_YOUR TASK_:
In this exercise, restate the listing word for word.

***** GIVEN DATA

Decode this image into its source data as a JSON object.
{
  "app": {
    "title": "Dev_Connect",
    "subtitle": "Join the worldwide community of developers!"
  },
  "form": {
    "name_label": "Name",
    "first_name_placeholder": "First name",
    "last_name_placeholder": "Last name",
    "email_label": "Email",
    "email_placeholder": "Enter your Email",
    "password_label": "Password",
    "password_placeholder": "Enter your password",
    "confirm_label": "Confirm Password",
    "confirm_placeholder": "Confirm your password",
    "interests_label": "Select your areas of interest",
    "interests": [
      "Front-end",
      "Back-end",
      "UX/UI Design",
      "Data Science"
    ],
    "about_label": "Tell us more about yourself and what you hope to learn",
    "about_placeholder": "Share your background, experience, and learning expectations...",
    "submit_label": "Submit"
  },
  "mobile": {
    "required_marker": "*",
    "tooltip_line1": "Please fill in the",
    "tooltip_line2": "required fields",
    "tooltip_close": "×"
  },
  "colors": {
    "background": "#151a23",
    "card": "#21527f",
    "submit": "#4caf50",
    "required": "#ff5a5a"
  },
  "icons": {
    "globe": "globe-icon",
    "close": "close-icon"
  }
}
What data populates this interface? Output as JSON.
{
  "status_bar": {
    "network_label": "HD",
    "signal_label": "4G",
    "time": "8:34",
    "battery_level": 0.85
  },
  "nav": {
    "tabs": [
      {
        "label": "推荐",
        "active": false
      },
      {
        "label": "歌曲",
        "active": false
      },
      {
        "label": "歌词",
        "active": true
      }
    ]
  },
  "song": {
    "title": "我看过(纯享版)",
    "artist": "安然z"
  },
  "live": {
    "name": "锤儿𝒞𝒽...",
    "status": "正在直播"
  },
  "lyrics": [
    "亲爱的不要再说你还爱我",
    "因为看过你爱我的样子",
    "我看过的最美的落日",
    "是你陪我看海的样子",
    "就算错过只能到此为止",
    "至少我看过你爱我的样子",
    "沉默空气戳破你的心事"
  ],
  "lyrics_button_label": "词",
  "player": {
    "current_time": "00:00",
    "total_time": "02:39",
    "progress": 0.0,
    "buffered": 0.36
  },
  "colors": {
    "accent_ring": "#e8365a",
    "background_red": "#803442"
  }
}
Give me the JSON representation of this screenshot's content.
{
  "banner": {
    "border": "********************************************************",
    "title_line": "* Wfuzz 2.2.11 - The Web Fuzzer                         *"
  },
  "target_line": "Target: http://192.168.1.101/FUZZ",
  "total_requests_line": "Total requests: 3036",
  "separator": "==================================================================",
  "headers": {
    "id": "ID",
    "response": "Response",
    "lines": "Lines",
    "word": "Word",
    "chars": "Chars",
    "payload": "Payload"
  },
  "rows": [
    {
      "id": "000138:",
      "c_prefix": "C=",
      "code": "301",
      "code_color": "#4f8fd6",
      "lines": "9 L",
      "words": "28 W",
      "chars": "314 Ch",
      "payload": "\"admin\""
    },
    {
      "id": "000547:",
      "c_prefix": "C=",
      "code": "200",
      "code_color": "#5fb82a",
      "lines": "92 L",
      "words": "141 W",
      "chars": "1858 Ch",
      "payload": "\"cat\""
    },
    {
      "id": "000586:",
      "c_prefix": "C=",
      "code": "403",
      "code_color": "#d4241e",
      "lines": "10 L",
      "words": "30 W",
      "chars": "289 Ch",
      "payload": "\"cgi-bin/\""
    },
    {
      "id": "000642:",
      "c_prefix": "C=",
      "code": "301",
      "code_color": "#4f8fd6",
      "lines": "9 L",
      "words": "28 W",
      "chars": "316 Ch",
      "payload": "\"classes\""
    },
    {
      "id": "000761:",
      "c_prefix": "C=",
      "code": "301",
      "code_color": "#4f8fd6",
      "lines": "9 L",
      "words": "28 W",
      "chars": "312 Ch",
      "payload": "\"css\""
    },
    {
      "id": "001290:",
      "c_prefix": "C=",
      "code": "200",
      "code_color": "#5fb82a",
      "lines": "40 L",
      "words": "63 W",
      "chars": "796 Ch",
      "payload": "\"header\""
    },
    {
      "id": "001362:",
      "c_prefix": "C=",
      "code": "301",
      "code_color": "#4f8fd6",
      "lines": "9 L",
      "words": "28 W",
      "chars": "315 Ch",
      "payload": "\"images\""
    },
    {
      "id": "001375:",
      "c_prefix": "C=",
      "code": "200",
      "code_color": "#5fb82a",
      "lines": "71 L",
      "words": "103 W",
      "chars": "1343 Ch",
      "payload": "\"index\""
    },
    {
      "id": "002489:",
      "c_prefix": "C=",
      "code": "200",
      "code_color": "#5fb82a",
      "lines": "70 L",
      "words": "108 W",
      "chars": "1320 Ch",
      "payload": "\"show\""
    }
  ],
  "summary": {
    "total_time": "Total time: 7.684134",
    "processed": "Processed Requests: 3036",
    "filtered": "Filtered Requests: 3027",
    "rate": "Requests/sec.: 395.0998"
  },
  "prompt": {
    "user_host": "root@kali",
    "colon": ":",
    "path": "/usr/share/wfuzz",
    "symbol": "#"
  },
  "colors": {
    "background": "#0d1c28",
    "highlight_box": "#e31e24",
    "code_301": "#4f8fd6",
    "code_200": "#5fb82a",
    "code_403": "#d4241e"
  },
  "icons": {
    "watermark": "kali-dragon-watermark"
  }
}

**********

_WRITTEN RESPONSE_:
Decode this image into its source data as a JSON object.
{
  "app": {
    "title": "Dev_Connect",
    "subtitle": "Join the worldwide community of developers!"
  },
  "form": {
    "name_label": "Name",
    "first_name_placeholder": "First name",
    "last_name_placeholder": "Last name",
    "email_label": "Email",
    "email_placeholder": "Enter your Email",
    "password_label": "Password",
    "password_placeholder": "Enter your password",
    "confirm_label": "Confirm Password",
    "confirm_placeholder": "Confirm your password",
    "interests_label": "Select your areas of interest",
    "interests": [
      "Front-end",
      "Back-end",
      "UX/UI Design",
      "Data Science"
    ],
    "about_label": "Tell us more about yourself and what you hope to learn",
    "about_placeholder": "Share your background, experience, and learning expectations...",
    "submit_label": "Submit"
  },
  "mobile": {
    "required_marker": "*",
    "tooltip_line1": "Please fill in the",
    "tooltip_line2": "required fields",
    "tooltip_close": "×"
  },
  "colors": {
    "background": "#151a23",
    "card": "#21527f",
    "submit": "#4caf50",
    "required": "#ff5a5a"
  },
  "icons": {
    "globe": "globe-icon",
    "close": "close-icon"
  }
}
What data populates this interface? Output as JSON.
{
  "status_bar": {
    "network_label": "HD",
    "signal_label": "4G",
    "time": "8:34",
    "battery_level": 0.85
  },
  "nav": {
    "tabs": [
      {
        "label": "推荐",
        "active": false
      },
      {
        "label": "歌曲",
        "active": false
      },
      {
        "label": "歌词",
        "active": true
      }
    ]
  },
  "song": {
    "title": "我看过(纯享版)",
    "artist": "安然z"
  },
  "live": {
    "name": "锤儿𝒞𝒽...",
    "status": "正在直播"
  },
  "lyrics": [
    "亲爱的不要再说你还爱我",
    "因为看过你爱我的样子",
    "我看过的最美的落日",
    "是你陪我看海的样子",
    "就算错过只能到此为止",
    "至少我看过你爱我的样子",
    "沉默空气戳破你的心事"
  ],
  "lyrics_button_label": "词",
  "player": {
    "current_time": "00:00",
    "total_time": "02:39",
    "progress": 0.0,
    "buffered": 0.36
  },
  "colors": {
    "accent_ring": "#e8365a",
    "background_red": "#803442"
  }
}
Give me the JSON representation of this screenshot's content.
{
  "banner": {
    "border": "********************************************************",
    "title_line": "* Wfuzz 2.2.11 - The Web Fuzzer                         *"
  },
  "target_line": "Target: http://192.168.1.101/FUZZ",
  "total_requests_line": "Total requests: 3036",
  "separator": "==================================================================",
  "headers": {
    "id": "ID",
    "response": "Response",
    "lines": "Lines",
    "word": "Word",
    "chars": "Chars",
    "payload": "Payload"
  },
  "rows": [
    {
      "id": "000138:",
      "c_prefix": "C=",
      "code": "301",
      "code_color": "#4f8fd6",
      "lines": "9 L",
      "words": "28 W",
      "chars": "314 Ch",
      "payload": "\"admin\""
    },
    {
      "id": "000547:",
      "c_prefix": "C=",
      "code": "200",
      "code_color": "#5fb82a",
      "lines": "92 L",
      "words": "141 W",
      "chars": "1858 Ch",
      "payload": "\"cat\""
    },
    {
      "id": "000586:",
      "c_prefix": "C=",
      "code": "403",
      "code_color": "#d4241e",
      "lines": "10 L",
      "words": "30 W",
      "chars": "289 Ch",
      "payload": "\"cgi-bin/\""
    },
    {
      "id": "000642:",
      "c_prefix": "C=",
      "code": "301",
      "code_color": "#4f8fd6",
      "lines": "9 L",
      "words": "28 W",
      "chars": "316 Ch",
      "payload": "\"classes\""
    },
    {
      "id": "000761:",
      "c_prefix": "C=",
      "code": "301",
      "code_color": "#4f8fd6",
      "lines": "9 L",
      "words": "28 W",
      "chars": "312 Ch",
      "payload": "\"css\""
    },
    {
      "id": "001290:",
      "c_prefix": "C=",
      "code": "200",
      "code_color": "#5fb82a",
      "lines": "40 L",
      "words": "63 W",
      "chars": "796 Ch",
      "payload": "\"header\""
    },
    {
      "id": "001362:",
      "c_prefix": "C=",
      "code": "301",
      "code_color": "#4f8fd6",
      "lines": "9 L",
      "words": "28 W",
      "chars": "315 Ch",
      "payload": "\"images\""
    },
    {
      "id": "001375:",
      "c_prefix": "C=",
      "code": "200",
      "code_color": "#5fb82a",
      "lines": "71 L",
      "words": "103 W",
      "chars": "1343 Ch",
      "payload": "\"index\""
    },
    {
      "id": "002489:",
      "c_prefix": "C=",
      "code": "200",
      "code_color": "#5fb82a",
      "lines": "70 L",
      "words": "108 W",
      "chars": "1320 Ch",
      "payload": "\"show\""
    }
  ],
  "summary": {
    "total_time": "Total time: 7.684134",
    "processed": "Processed Requests: 3036",
    "filtered": "Filtered Requests: 3027",
    "rate": "Requests/sec.: 395.0998"
  },
  "prompt": {
    "user_host": "root@kali",
    "colon": ":",
    "path": "/usr/share/wfuzz",
    "symbol": "#"
  },
  "colors": {
    "background": "#0d1c28",
    "highlight_box": "#e31e24",
    "code_301": "#4f8fd6",
    "code_200": "#5fb82a",
    "code_403": "#d4241e"
  },
  "icons": {
    "watermark": "kali-dragon-watermark"
  }
}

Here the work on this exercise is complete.